State Farm has had fewer than two dozen claims with drywall damage. Luedke says no policy so far has been canceled because of a drywall problem. But the company can reevaluate a policy if the risk of insuring a home has increased dramatically.

The giant international reinsurer Swiss Re said in report issued last month that most homeowners insurance companies are using those two exclusions to deny claims from damage stemming from imported drywall.

Durkee says none of the claims he has reviewed have been denied improperly. Homeowners are turning to builders, drywall suppliers and manufacturers to recover remediation costs. Some builders, including Lennar and GL Homes, have taken on the cost of gutting and rebuilding homes and providing temporary living quarters until the repairs are done.

Hearing held

Earlier this week, a state Senate committee held its first hearing in Tallahassee to discuss potential remedies to help affected homeowners. Requiring home insurers to cover drywall claims hasn’t been discussed.

Boca Raton attorney Allison Grant sued American Home Insurance Company in federal district court in March on behalf of Fort Myers residents Keith Baker and Linda Leri after the insurance company denied their insurance claim for damages related to Chinese drywall.

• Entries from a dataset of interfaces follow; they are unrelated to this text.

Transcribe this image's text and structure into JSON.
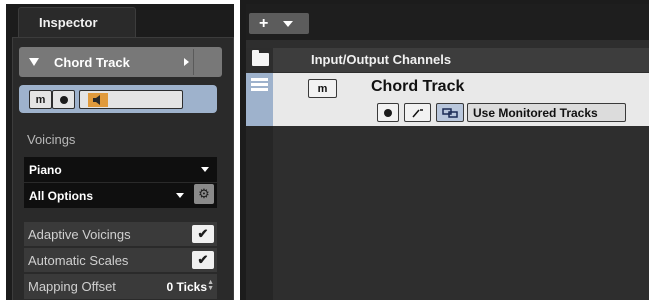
{
  "inspector": {
    "tab_label": "Inspector",
    "track_name": "Chord Track",
    "mute_label": "m",
    "voicings_label": "Voicings",
    "voicing_preset": "Piano",
    "voicing_options": "All Options",
    "options": [
      {
        "label": "Adaptive Voicings",
        "checked": true
      },
      {
        "label": "Automatic Scales",
        "checked": true
      }
    ],
    "mapping_offset_label": "Mapping Offset",
    "mapping_offset_value": "0 Ticks"
  },
  "tracklist": {
    "add_button": "+",
    "folder_track_name": "Input/Output Channels",
    "chord_track_name": "Chord Track",
    "mute_label": "m",
    "monitored_tracks_label": "Use Monitored Tracks"
  },
  "colors": {
    "selected_track": "#9eb2cc",
    "monitor_active": "#e09a3c"
  },
  "icons": [
    "triangle-down-icon",
    "chevron-right-icon",
    "record-icon",
    "speaker-icon",
    "caret-down-icon",
    "gear-icon",
    "checkmark-icon",
    "spinner-icon",
    "folder-icon",
    "chord-track-icon",
    "auto-link-icon",
    "link-icon"
  ]
}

Although they said their 9,200-square-foot home was inspected after they filed their claim, it was denied because of a contamination exemption in their policy, the lawsuit says. American Home Insurance denies even inspecting the couple’s home, in court documents, but says contamination or pollution exemptions would apply anyway.

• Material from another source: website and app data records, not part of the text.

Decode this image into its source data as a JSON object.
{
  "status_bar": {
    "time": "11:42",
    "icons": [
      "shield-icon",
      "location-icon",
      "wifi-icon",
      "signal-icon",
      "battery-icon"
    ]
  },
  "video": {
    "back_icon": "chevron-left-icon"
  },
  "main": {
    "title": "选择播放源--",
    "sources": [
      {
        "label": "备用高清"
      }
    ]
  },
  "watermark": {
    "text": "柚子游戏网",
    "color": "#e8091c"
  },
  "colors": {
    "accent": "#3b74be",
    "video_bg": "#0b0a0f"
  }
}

‘The same thing’

“Most of the companies are doing the same thing,” said Grant, who has a list of clients who have been denied help from their insurance companies. Grant said she’s waiting to see what happens with this lawsuit before going after other insurance companies.

“With Chinese drywall, what’s so unique about it, is that when these policies were written, they didn’t know what Chinese drywall was,” Grant said. “To exclude it, I think it’s wrong.”

Copyright © 2009 The Miami Herald, Beatrice E. Garcia and Nirvi Shah. Distributed by McClatchy-Tribune Information Services.